The Gigabit PCIe Ethernet controllers vary on each board, so it will be interesting to see what the performance is on all the boards. Each of the boards uses a different Gigabit Controller. Let’s take a look at what controller is on each of the boards.
To test the Gigabit PCIe Ethernet controllers we used the NTttcp tool to test Ethernet Throughput and the CPU utilization of the various Ethernet controllers used on the AMD Motherboards. To do this properly we set up one machine as the server; in this test an Intel Core I7 930 system with an EVGA X58 Tri-SLI motherboard acted as our Gigabit LAN server.
On the server side, we used the following Command Line for Gigabit PCIe Ethernet Testing:
Ntttcpr -m 4,0,<Client IP> -a 4 -l 256000 -n 30000
On the client side (the motherboard being tested), we used the following Command Line:
Ntttcps -m 4,0,<Server IP> -a 4 -l 256000 -n 30000
At the conclusion of each test we recorded the throughput and CPU utilization figures from the client screen as that is the system being tested.
Benchmark Results: This is the first time in ten motherboards that there was a dramatic difference in network performance. Nine of the ten boards that we have tested have had a network throughput of 942-945+Mbits/s. The ASUS Sabertooth X58 was only 752.336 Mbits/s. After a bit of trouble shooting to make sure my server wasn’t faltering I got in touch with ASUS and found out my results were spot on. This is what they had to say:
“It is due to the use of a PCI based network controller as opposed to a PCI-E based network controller. Your number is approximate to what we have from internal testing.

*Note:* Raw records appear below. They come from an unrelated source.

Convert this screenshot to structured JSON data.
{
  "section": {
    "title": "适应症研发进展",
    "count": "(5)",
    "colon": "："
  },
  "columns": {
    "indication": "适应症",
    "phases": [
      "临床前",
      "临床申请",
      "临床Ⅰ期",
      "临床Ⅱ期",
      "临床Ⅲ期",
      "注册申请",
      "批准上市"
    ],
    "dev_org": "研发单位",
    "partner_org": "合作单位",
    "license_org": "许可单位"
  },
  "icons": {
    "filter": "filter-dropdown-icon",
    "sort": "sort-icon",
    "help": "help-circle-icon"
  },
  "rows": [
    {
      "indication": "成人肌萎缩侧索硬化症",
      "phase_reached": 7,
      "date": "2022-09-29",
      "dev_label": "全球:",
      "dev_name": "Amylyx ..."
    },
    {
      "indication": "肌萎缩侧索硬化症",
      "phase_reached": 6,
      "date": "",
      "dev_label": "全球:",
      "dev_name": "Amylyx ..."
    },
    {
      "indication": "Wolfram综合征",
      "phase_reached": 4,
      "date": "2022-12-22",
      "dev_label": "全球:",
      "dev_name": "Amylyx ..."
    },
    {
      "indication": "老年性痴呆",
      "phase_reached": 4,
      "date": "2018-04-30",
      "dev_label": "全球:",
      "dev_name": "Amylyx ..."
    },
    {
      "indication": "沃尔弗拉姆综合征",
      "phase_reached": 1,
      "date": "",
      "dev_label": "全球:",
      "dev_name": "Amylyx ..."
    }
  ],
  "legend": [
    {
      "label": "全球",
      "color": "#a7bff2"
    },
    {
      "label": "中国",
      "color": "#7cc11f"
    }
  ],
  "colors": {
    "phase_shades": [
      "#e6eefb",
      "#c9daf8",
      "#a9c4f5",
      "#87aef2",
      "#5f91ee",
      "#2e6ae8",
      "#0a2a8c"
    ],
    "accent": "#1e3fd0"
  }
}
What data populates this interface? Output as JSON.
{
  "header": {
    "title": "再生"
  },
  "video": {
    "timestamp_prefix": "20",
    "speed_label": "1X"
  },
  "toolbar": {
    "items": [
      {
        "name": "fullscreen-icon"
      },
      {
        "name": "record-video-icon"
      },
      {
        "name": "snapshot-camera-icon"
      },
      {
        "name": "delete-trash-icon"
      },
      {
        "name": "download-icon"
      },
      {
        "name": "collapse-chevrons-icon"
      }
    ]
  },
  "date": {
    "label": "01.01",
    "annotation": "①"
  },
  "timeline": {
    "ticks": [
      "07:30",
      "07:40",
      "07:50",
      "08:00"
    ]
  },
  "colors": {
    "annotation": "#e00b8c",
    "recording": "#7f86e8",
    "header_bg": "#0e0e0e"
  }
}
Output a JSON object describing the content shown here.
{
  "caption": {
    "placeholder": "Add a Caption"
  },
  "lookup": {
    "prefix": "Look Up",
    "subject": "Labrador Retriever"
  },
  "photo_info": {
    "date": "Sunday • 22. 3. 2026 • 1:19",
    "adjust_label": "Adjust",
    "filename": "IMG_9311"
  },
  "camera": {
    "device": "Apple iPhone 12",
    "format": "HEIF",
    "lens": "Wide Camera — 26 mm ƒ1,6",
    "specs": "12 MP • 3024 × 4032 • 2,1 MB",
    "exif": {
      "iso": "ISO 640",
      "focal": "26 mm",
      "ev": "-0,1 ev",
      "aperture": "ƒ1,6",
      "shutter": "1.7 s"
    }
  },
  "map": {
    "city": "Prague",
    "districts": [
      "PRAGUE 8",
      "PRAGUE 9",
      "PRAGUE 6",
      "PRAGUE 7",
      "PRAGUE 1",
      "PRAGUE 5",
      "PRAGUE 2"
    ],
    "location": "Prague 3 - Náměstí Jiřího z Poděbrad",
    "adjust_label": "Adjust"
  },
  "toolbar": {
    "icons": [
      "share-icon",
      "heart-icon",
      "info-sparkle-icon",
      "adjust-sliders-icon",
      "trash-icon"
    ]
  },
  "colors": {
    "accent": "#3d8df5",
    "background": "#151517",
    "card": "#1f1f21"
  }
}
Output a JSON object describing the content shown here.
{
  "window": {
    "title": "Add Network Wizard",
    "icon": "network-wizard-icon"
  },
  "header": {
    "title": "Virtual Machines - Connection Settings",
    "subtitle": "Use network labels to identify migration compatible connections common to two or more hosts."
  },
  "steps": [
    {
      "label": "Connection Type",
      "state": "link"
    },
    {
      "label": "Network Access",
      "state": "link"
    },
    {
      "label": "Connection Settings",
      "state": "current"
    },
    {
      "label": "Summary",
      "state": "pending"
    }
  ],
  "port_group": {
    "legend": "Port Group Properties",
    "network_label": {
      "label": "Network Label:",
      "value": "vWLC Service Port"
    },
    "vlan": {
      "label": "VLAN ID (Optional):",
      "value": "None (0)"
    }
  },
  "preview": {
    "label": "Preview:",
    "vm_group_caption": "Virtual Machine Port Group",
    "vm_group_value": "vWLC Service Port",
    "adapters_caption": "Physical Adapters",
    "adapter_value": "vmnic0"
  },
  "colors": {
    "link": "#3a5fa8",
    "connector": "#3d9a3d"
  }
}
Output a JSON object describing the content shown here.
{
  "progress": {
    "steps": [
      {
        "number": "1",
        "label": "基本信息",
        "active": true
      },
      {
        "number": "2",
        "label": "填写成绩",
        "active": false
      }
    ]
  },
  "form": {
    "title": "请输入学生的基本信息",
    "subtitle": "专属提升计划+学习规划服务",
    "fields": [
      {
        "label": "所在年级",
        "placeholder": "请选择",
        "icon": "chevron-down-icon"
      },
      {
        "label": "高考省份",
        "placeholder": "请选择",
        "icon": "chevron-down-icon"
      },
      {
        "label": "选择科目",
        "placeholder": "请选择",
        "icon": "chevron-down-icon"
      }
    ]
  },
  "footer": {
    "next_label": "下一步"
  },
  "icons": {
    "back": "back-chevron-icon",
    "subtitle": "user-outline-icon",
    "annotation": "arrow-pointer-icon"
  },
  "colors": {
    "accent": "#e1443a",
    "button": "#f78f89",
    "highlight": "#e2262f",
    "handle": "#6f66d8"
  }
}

Due to the considerably higher quality components as well validation and other specific elements on the SABERTOOTH X58 this compromise was put into effect by the product manager. As most users realistically do not put heavy throughput loads on their network it was felt while not perfect it was practical implementation. In real world reality the performance offered of approximate 85 to 90MB is sufficient for even high performance data transfers including backups and HD streams.”